§ What you will do
Look through the entries below for the string "JSON", and copy each line where it is found.
--- START ---
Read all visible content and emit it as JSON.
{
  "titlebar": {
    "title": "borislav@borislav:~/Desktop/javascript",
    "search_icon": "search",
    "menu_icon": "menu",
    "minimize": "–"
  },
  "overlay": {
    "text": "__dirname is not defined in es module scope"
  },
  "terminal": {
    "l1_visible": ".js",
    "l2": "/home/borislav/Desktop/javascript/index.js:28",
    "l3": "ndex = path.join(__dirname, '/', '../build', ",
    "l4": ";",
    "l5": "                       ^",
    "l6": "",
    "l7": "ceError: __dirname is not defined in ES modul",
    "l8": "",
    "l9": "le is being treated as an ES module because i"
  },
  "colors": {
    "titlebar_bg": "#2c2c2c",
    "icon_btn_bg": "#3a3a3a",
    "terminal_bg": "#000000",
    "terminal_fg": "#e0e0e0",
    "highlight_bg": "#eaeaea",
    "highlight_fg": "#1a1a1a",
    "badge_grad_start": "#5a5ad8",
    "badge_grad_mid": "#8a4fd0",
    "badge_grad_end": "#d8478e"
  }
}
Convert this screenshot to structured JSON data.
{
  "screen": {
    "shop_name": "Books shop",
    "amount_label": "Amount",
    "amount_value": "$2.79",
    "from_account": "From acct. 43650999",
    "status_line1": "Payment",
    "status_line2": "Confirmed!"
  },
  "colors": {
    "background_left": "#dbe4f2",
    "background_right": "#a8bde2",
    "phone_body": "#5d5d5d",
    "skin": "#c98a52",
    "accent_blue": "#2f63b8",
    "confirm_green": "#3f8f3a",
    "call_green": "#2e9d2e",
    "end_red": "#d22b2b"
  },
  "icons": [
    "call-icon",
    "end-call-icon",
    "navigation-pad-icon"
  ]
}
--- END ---
§ Output below
Read all visible content and emit it as JSON.
Convert this screenshot to structured JSON data.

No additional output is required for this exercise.